**Your assignment**: Below are entries. Pull out all lines containing "JSON".
(Input material begins)
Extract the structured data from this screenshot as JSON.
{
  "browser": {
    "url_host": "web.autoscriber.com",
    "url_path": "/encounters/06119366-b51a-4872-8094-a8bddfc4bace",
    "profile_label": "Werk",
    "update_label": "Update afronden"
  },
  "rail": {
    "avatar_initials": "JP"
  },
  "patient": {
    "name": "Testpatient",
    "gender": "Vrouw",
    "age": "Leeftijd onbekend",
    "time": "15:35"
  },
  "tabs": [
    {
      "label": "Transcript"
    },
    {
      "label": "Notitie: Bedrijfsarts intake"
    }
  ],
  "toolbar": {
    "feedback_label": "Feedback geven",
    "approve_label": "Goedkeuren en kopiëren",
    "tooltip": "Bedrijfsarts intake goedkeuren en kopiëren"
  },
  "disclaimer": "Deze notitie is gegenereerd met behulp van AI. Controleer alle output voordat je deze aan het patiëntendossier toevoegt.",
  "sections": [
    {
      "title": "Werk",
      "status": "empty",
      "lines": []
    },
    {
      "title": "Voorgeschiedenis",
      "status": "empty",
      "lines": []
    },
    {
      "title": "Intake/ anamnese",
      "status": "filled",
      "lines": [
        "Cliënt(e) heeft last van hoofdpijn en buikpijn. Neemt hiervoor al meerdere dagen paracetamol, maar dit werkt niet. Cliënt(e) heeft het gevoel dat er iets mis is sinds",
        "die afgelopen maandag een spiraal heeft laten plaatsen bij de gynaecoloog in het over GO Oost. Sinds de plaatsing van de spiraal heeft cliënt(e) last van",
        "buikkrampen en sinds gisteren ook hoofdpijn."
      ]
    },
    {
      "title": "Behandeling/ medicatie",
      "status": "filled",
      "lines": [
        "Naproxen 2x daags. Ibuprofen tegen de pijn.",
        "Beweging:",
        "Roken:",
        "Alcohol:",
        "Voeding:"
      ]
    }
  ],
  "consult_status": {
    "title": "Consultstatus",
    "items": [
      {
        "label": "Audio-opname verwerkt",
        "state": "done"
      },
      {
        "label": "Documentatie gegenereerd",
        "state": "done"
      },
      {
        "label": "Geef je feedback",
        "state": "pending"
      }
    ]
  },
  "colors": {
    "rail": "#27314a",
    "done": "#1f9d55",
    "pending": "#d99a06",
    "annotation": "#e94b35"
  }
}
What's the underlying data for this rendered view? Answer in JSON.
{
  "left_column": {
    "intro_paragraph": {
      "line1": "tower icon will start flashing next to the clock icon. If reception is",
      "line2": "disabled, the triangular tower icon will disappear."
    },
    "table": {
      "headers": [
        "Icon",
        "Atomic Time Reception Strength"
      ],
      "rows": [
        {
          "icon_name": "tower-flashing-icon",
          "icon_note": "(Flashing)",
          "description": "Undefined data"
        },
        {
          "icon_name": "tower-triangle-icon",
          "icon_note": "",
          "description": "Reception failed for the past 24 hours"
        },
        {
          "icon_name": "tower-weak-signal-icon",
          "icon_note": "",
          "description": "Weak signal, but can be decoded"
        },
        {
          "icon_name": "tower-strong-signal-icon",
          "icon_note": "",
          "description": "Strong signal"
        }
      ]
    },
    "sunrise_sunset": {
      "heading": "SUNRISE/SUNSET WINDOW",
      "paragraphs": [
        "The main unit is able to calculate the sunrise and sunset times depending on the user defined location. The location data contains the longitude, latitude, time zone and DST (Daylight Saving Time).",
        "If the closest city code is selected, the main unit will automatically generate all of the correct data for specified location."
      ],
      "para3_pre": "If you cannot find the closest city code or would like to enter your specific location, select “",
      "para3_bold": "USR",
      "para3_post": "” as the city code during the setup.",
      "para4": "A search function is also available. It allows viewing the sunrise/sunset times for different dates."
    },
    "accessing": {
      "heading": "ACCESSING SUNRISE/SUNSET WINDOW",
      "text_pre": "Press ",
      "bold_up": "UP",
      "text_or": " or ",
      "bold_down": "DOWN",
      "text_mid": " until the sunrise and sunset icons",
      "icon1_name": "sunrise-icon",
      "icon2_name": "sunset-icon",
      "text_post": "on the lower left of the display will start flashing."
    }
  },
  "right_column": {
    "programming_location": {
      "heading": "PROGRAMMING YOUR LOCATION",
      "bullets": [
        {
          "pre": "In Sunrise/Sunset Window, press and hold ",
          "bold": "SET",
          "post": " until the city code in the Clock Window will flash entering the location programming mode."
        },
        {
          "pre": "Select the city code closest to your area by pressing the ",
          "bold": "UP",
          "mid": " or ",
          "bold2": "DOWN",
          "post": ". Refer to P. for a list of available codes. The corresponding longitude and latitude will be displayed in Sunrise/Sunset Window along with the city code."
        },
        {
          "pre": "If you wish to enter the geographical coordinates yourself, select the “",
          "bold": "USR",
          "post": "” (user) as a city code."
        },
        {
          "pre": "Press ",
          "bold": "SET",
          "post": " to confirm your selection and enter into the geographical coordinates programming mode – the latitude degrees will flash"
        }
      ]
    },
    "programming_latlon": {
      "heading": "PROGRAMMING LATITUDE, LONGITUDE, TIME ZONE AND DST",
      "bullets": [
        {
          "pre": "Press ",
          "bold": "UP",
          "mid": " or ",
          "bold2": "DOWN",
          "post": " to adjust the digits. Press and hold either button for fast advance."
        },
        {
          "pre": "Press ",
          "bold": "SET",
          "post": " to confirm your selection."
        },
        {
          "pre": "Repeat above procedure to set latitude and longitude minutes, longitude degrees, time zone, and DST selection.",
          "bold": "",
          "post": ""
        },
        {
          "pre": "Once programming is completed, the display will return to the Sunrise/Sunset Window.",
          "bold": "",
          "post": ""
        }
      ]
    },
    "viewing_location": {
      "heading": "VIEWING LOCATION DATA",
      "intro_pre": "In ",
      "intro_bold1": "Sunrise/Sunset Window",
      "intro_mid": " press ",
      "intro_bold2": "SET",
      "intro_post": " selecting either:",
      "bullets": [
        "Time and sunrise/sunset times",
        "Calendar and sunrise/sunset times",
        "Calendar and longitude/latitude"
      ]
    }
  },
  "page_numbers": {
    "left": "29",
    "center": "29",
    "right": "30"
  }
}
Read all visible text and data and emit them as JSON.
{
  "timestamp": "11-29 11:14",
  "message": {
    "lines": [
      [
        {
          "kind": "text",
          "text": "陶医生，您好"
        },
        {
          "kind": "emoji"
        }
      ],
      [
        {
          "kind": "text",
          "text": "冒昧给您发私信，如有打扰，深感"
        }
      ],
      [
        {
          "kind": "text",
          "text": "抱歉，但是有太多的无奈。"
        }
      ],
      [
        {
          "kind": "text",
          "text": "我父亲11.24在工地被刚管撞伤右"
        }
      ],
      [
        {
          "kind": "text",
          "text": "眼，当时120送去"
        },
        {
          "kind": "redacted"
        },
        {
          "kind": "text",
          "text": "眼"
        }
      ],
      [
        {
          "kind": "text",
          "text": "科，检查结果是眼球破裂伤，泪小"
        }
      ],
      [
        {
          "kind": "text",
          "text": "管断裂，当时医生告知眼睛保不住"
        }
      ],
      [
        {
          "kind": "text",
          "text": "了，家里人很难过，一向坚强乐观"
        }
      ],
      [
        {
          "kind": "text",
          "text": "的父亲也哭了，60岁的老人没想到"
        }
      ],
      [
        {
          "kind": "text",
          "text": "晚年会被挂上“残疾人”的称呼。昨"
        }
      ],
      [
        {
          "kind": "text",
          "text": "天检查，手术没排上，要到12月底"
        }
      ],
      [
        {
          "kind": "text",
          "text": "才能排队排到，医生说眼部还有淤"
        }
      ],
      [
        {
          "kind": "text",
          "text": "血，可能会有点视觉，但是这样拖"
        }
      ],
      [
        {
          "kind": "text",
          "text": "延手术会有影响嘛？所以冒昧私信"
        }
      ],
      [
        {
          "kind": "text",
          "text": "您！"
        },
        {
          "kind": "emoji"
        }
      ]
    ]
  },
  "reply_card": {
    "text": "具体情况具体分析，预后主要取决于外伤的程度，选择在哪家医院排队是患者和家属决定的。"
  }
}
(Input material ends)
**Response below**:
Extract the structured data from this screenshot as JSON.
What's the underlying data for this rendered view? Answer in JSON.
Read all visible text and data and emit them as JSON.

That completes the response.